After Gov. Brown’s signature last week, California’s solar thermal incentives are officially extended, much to the delight of CALSEIA and the state’s solar industry.
“Using California’s warm sunshine to do something as simple as heating water is sensible for our state and a key way to protect public health, clean up our air, and support local good-paying jobs,” said Assemblymember Jacqui Irwin (D-Thousand Oaks), author of the bill. “I am pleased Governor Brown signed into law the extension of this important program.”
AB 797 extends the existing California Solar Initiative (CSI)-Thermal program for two years to 2020, seamlessly continuing the natural gas rebate program for homes, businesses and commercial swimming pools, such as at schools and community centers. The bill targets half of the funds for low-income housing and buildings in disadvantaged communities. It also expands eligibility for these rebates to homeowners in the San Joaquin Valley who currently use propane or wood to heat their water.
“The California solar thermal market is growing, especially in the multifamily housing sector – with 32% annual growth between 2015 and 2016 in annual natural gas savings,” said Kelly Knutsen, Senior Policy Advisor of the California Solar Energy Industries Association, a cosponsor of AB 797. “Governor Brown has been a long-time champion of clean energy and solar thermal technologies, and we applaud both Governor Brown and Assemblymember Irwin for their leadership in building California’s clean energy economy.”
“A major challenge to meeting our state’s climate goals – and one that not enough people are talking about – is that we have to heat our homes, businesses and schools without relying on dirty fossil fuels. Solar thermal fits the bill, while reducing our energy bills at the same time,” said Michelle Kinman, Clean Energy Advocate with Environment California, which cosponsored the bill. “We thank Governor Brown and Assemblymember Irwin for their leadership on encouraging low-carbon heat energy for cleaner air for all Californians.”
To date, solar thermal projects installed under the CSI-Thermal program reduced natural gas use across the state by over 6 million therms each year, equal to the annual amount of natural gas used to heat water for nearly 34,000 homes.

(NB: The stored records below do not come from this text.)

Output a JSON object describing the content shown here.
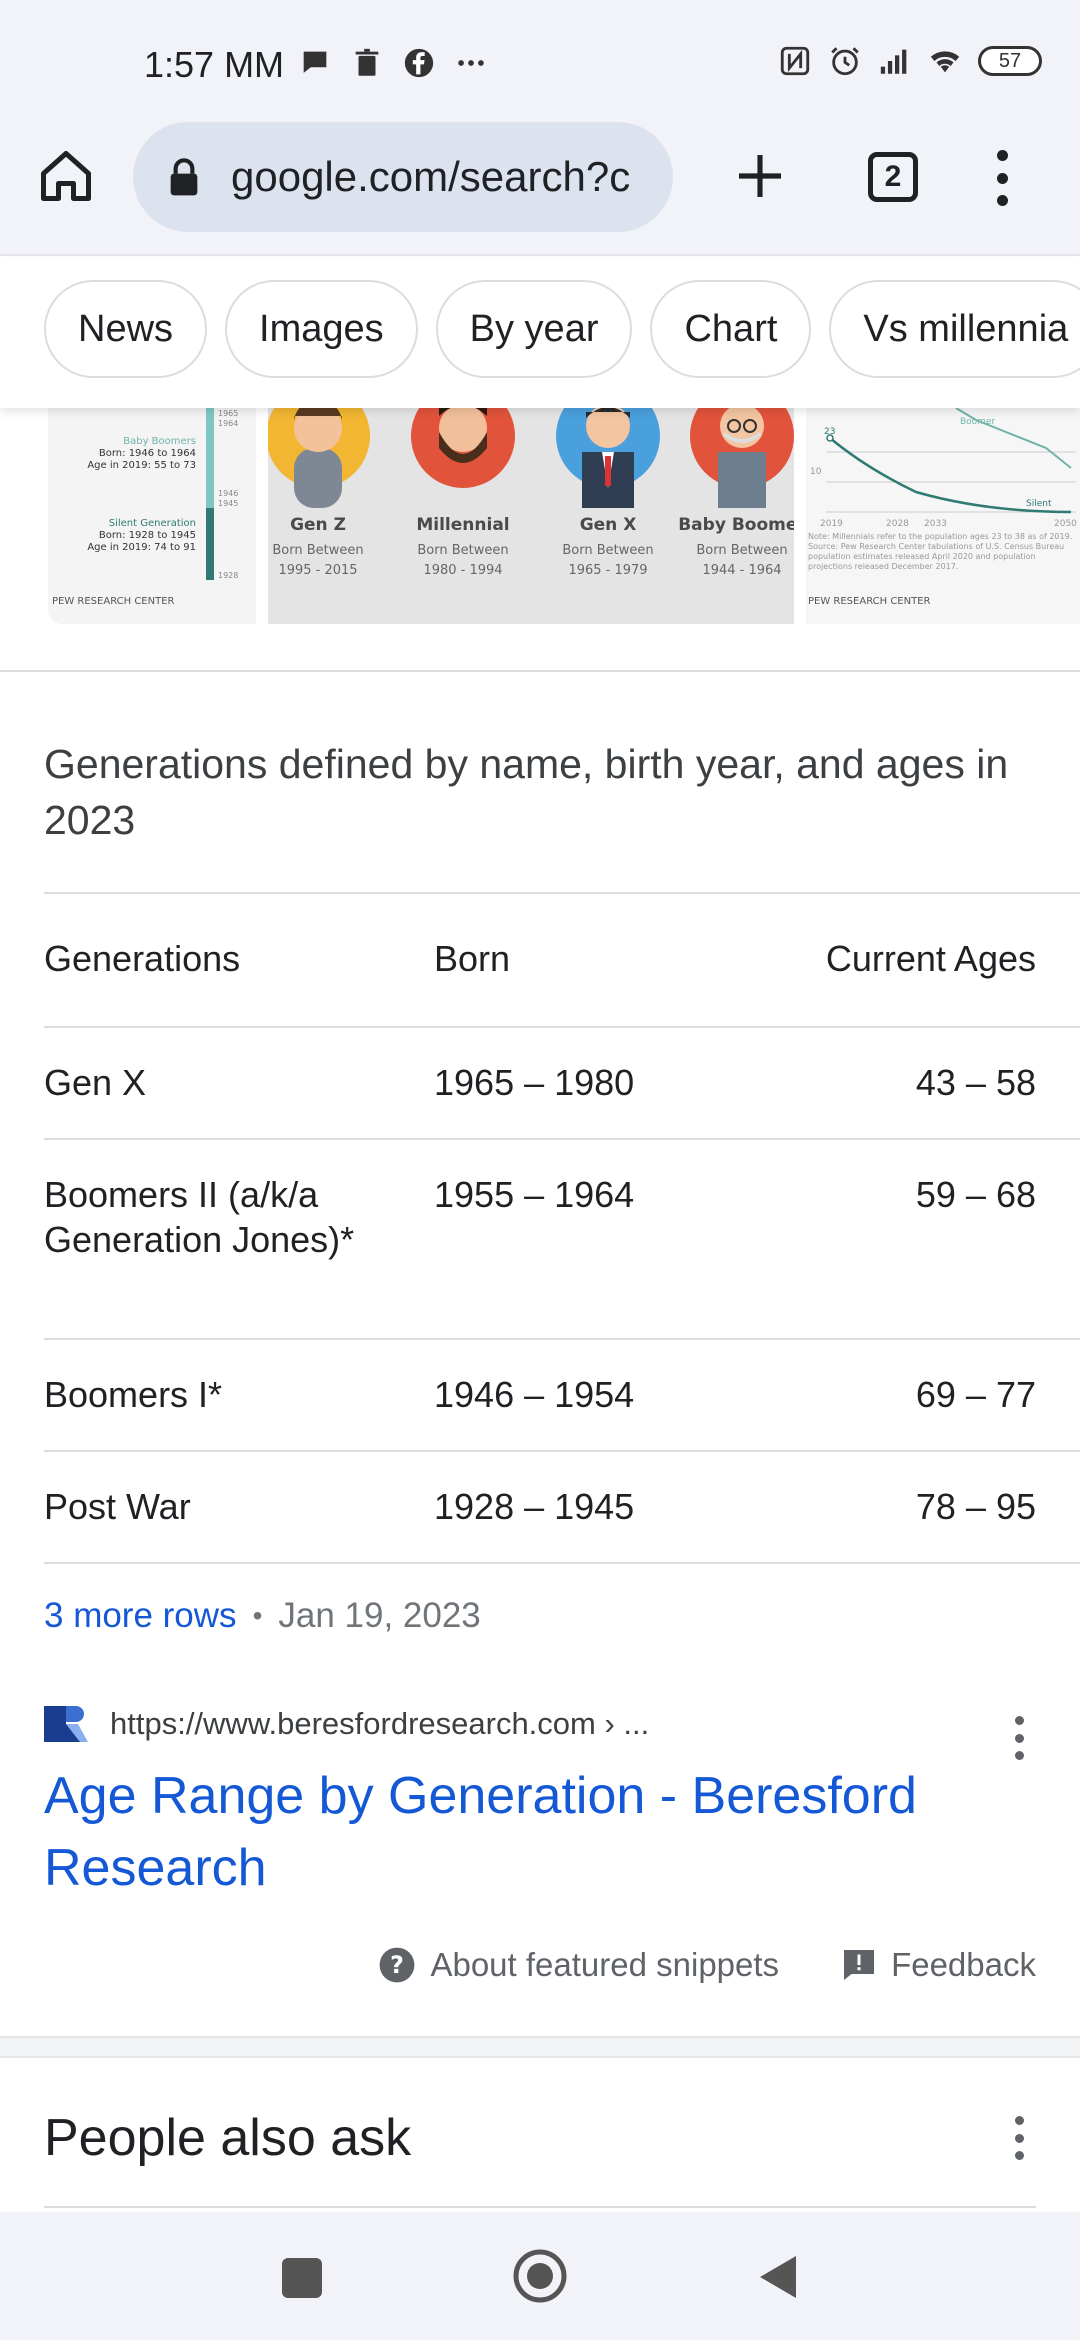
{
  "status_bar": {
    "time": "1:57 MM",
    "battery": "57",
    "left_icons": [
      "chat-bubble-icon",
      "trash-icon",
      "facebook-icon",
      "more-dots-icon"
    ],
    "right_icons": [
      "nfc-icon",
      "alarm-icon",
      "signal-icon",
      "wifi-icon",
      "battery-icon"
    ]
  },
  "toolbar": {
    "url": "google.com/search?c",
    "tab_count": "2"
  },
  "chips": [
    "News",
    "Images",
    "By year",
    "Chart",
    "Vs millennia"
  ],
  "images": {
    "img1": {
      "lines": [
        "Baby Boomers",
        "Born: 1946 to 1964",
        "Age in 2019: 55 to 73",
        "Silent Generation",
        "Born: 1928 to 1945",
        "Age in 2019: 74 to 91",
        "PEW RESEARCH CENTER"
      ],
      "ticks": [
        "1965",
        "1964",
        "1946",
        "1945",
        "1928"
      ]
    },
    "img2": {
      "avatars": [
        {
          "name": "Gen Z",
          "sub": "Born Between",
          "years": "1995 - 2015"
        },
        {
          "name": "Millennial",
          "sub": "Born Between",
          "years": "1980 - 1994"
        },
        {
          "name": "Gen X",
          "sub": "Born Between",
          "years": "1965 - 1979"
        },
        {
          "name": "Baby Boomer",
          "sub": "Born Between",
          "years": "1944 - 1964"
        }
      ]
    },
    "img3": {
      "labels": [
        "Boomer",
        "23",
        "10",
        "Silent",
        "2019",
        "2028",
        "2033",
        "2050"
      ],
      "note": "Note: Millennials refer to the population ages 23 to 38 as of 2019. Source: Pew Research Center tabulations of U.S. Census Bureau population estimates released April 2020 and population projections released December 2017.",
      "credit": "PEW RESEARCH CENTER"
    }
  },
  "snippet": {
    "title": "Generations defined by name, birth year, and ages in 2023",
    "headers": [
      "Generations",
      "Born",
      "Current Ages"
    ],
    "rows": [
      {
        "gen": "Gen X",
        "born": "1965 – 1980",
        "ages": "43 – 58"
      },
      {
        "gen": "Boomers II (a/k/a Generation Jones)*",
        "born": "1955 – 1964",
        "ages": "59 – 68"
      },
      {
        "gen": "Boomers I*",
        "born": "1946 – 1954",
        "ages": "69 – 77"
      },
      {
        "gen": "Post War",
        "born": "1928 – 1945",
        "ages": "78 – 95"
      }
    ],
    "more_rows": "3 more rows",
    "date": "Jan 19, 2023"
  },
  "result": {
    "source_url": "https://www.beresfordresearch.com › ...",
    "title": "Age Range by Generation - Beresford Research",
    "about_snippets": "About featured snippets",
    "feedback": "Feedback"
  },
  "paa": {
    "title": "People also ask"
  },
  "colors": {
    "link": "#1558d6",
    "chrome_bg": "#f2f3f8",
    "url_pill": "#dde3ee"
  }
}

The new law states that the California Public Utilities Commission “shall implement program changes in phases, if necessary, to enable seamless continuation of the availability of rebates, and the administration and promotion of the program, as of January 1, 2018.”
— Solar Builder magazine